##### Task input

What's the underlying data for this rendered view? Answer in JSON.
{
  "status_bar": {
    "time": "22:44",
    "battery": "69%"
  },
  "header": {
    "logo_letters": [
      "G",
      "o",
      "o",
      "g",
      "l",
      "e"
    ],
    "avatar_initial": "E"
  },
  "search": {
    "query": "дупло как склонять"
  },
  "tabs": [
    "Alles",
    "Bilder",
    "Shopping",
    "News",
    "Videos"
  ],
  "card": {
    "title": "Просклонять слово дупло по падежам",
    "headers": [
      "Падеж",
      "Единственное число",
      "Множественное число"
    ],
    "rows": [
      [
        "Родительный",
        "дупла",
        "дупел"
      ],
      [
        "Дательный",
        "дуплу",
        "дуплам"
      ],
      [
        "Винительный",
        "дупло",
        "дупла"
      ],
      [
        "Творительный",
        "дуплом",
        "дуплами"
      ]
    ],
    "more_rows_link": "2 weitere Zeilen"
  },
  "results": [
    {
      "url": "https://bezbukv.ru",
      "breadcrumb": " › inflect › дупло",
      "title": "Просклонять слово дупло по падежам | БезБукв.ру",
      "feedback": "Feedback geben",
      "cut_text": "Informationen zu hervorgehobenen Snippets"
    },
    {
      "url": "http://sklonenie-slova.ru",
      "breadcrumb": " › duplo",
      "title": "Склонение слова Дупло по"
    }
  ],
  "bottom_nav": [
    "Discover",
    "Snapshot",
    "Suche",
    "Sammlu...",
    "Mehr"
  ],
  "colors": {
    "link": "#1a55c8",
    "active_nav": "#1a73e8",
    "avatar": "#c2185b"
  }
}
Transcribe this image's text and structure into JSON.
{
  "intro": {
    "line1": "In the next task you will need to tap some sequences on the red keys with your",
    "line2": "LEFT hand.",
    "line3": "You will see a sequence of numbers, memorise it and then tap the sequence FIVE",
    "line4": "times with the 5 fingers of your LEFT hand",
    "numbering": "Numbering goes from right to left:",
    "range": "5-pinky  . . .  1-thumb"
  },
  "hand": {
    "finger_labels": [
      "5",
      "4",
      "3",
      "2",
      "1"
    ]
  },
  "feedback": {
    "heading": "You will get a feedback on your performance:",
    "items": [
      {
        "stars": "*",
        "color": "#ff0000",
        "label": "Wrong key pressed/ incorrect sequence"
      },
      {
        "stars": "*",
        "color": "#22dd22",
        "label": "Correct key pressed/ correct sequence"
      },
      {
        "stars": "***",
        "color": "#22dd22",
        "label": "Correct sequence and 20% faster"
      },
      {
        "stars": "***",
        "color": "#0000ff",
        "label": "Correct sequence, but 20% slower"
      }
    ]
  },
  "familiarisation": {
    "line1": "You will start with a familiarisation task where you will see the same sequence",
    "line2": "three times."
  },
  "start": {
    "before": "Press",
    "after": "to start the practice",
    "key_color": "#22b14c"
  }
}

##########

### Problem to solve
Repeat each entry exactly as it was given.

### Exercise result
What's the underlying data for this rendered view? Answer in JSON.
{
  "status_bar": {
    "time": "22:44",
    "battery": "69%"
  },
  "header": {
    "logo_letters": [
      "G",
      "o",
      "o",
      "g",
      "l",
      "e"
    ],
    "avatar_initial": "E"
  },
  "search": {
    "query": "дупло как склонять"
  },
  "tabs": [
    "Alles",
    "Bilder",
    "Shopping",
    "News",
    "Videos"
  ],
  "card": {
    "title": "Просклонять слово дупло по падежам",
    "headers": [
      "Падеж",
      "Единственное число",
      "Множественное число"
    ],
    "rows": [
      [
        "Родительный",
        "дупла",
        "дупел"
      ],
      [
        "Дательный",
        "дуплу",
        "дуплам"
      ],
      [
        "Винительный",
        "дупло",
        "дупла"
      ],
      [
        "Творительный",
        "дуплом",
        "дуплами"
      ]
    ],
    "more_rows_link": "2 weitere Zeilen"
  },
  "results": [
    {
      "url": "https://bezbukv.ru",
      "breadcrumb": " › inflect › дупло",
      "title": "Просклонять слово дупло по падежам | БезБукв.ру",
      "feedback": "Feedback geben",
      "cut_text": "Informationen zu hervorgehobenen Snippets"
    },
    {
      "url": "http://sklonenie-slova.ru",
      "breadcrumb": " › duplo",
      "title": "Склонение слова Дупло по"
    }
  ],
  "bottom_nav": [
    "Discover",
    "Snapshot",
    "Suche",
    "Sammlu...",
    "Mehr"
  ],
  "colors": {
    "link": "#1a55c8",
    "active_nav": "#1a73e8",
    "avatar": "#c2185b"
  }
}
Transcribe this image's text and structure into JSON.
{
  "intro": {
    "line1": "In the next task you will need to tap some sequences on the red keys with your",
    "line2": "LEFT hand.",
    "line3": "You will see a sequence of numbers, memorise it and then tap the sequence FIVE",
    "line4": "times with the 5 fingers of your LEFT hand",
    "numbering": "Numbering goes from right to left:",
    "range": "5-pinky  . . .  1-thumb"
  },
  "hand": {
    "finger_labels": [
      "5",
      "4",
      "3",
      "2",
      "1"
    ]
  },
  "feedback": {
    "heading": "You will get a feedback on your performance:",
    "items": [
      {
        "stars": "*",
        "color": "#ff0000",
        "label": "Wrong key pressed/ incorrect sequence"
      },
      {
        "stars": "*",
        "color": "#22dd22",
        "label": "Correct key pressed/ correct sequence"
      },
      {
        "stars": "***",
        "color": "#22dd22",
        "label": "Correct sequence and 20% faster"
      },
      {
        "stars": "***",
        "color": "#0000ff",
        "label": "Correct sequence, but 20% slower"
      }
    ]
  },
  "familiarisation": {
    "line1": "You will start with a familiarisation task where you will see the same sequence",
    "line2": "three times."
  },
  "start": {
    "before": "Press",
    "after": "to start the practice",
    "key_color": "#22b14c"
  }
}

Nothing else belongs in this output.